London Theater in 1728
When Gay sought a venue for The Beggar’s Opera, there were two “patent theatres”—the Theatre Royal at Drury Lane and Lincoln’s Inn Fields, the latter moving to Covent Garden in 1731. The name refers to the patents bestowed by Charles II upon the Restoration of his reign in 1660 and, with it, the re-opening of the houses closed by the anti-theatrical Puritans who ruled from 1649-1660. They were thus the only theatres licensed to perform more serious drama. Though there were other venues allowed to stage pantomime, comedy, and melodrama, such as Goodman’s Fields and The Little Theatre, Haymarket, they staged fewer productions, were less prestigious, and were less likely to benefit an author financially.
Patent for Theatre Royal Drury Lane. Issued in 1662 by Charles II to Thomas Killigrew. LW Theatre Groups Limited. © Victoria and Albert Museum, London.
All plays supposedly had to be submitted to the Master of the Revels for approval, but the state’s power over the stage was looser than it had been prior to the Cvil War. The government’s sense that things needed to be tightened up led to the Licensing Act of 1737, which required all plays to be submitted directly to the Lord Chamberlain, who took an active role in reviewing manuscripts and refusing to permit them to be staged if something objectionable were found. However, the somewhat looser regime prior to 1737 did not stop Polly, the sequel to The Beggar’s Opera, from being banned. Playwrights still had to worry about offending authorities.
Gay first tried to interest Drury Lane in The Beggar’s Opera, which, as Calhoun Winton says in John Gay and the London Theatre (Kentucky UP, 1993), “produced his earlier plays and whose actors and actresses he consequently knew well” (91). The managers at Drury Lane rejected the play; as Winton also notes, the reasons are hard to establish in the welter of accounts that emerged after the success of The Beggar’s Opera, which were “beclouded with theatre gossip [and] partisan comment” (91). Whatever the reason for the rejection, Gay then approached John Rich, the manager of Lincoln’s Inn Fields, and he accepted it. Why Rich took a risk on this daring, experimental play is unclear. The productions at Lincoln’s Inn Fields had not been doing well, and Rich may have been encouraged by the support offered by the Duke and Duchess of Queensberry, who would be faithful friends of Gay till the end of his life.
William Hogarth, The Beggar’s Opera (1729), Yale Center for British Art

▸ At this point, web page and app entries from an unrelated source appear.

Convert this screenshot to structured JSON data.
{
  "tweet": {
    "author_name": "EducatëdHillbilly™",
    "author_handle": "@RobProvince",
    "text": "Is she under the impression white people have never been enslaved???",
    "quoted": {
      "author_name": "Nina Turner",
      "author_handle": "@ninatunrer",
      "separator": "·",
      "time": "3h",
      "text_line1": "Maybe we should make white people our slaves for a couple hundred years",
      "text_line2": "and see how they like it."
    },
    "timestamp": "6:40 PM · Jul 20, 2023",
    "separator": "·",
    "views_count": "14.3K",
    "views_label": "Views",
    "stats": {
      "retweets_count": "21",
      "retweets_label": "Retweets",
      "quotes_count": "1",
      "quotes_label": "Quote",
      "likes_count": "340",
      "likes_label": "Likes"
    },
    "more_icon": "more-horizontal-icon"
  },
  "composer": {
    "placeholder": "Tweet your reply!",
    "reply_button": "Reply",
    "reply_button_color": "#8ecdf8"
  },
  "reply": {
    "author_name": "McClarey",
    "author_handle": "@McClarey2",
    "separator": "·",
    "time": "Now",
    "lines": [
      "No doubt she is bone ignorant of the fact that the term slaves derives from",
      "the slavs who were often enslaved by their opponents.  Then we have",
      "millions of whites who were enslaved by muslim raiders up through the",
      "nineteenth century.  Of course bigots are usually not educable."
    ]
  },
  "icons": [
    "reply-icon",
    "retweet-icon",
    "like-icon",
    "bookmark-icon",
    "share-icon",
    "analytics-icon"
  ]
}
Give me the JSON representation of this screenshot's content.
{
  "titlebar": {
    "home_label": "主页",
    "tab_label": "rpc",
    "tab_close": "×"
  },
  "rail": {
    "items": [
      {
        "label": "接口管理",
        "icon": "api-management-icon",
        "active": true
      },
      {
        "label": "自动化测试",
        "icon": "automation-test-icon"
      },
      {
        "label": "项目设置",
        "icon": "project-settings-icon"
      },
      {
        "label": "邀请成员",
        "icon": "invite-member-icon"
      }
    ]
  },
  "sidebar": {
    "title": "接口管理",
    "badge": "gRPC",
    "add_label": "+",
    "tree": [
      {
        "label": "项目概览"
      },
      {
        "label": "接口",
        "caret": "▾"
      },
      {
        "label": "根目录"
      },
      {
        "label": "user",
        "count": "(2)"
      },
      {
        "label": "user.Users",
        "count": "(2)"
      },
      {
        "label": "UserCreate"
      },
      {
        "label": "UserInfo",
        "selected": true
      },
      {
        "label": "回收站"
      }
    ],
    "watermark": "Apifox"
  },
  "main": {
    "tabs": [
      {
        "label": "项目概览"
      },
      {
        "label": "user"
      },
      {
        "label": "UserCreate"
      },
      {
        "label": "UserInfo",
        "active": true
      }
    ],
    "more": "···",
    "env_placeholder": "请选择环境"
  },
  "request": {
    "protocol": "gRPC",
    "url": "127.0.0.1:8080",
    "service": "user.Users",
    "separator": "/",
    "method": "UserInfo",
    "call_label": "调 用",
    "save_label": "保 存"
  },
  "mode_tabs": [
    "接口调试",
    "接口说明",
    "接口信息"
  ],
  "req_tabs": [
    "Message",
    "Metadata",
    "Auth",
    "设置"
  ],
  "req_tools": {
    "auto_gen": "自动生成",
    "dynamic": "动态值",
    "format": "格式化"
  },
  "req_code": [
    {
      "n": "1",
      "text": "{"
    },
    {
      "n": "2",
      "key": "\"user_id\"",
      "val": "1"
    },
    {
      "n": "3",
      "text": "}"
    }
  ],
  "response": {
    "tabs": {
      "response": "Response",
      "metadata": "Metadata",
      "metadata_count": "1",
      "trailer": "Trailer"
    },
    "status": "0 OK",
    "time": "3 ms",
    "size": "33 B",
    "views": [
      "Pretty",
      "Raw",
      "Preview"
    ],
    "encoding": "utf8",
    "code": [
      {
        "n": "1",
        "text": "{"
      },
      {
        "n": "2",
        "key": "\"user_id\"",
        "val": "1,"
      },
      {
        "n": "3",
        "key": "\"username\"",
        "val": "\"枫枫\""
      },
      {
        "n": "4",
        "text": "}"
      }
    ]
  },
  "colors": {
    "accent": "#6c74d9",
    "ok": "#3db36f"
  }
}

Rich cast a relatively new actress, Lavinia Fenton, as Polly Peachum. James Quin, the leading actor, refused the role of Macheath, and so it was assigned to Thomas Walker. The play opened on January 29, 1728. The reports of the first performance suggests that the audience was unsure what to make of this unprecedented mixture of high and low at the start but they warmed to it soon enough, applauding it by the second act. Although no images of the interior of the theater survive, we can get some sense of it from the famous painting by William Hogarth.
And so The Beggar’s Opera was launched. By February 14th, an edition [link to title page of 1st ed. in Stage/Page] had been published by John Watts. A little over a week later, the Royal Family attended a performance. The wrangle over the political implications of the play commenced, as did the tide of ballads to Polly Peachum and other paratexts and objects The Beggar’s Opera inspired.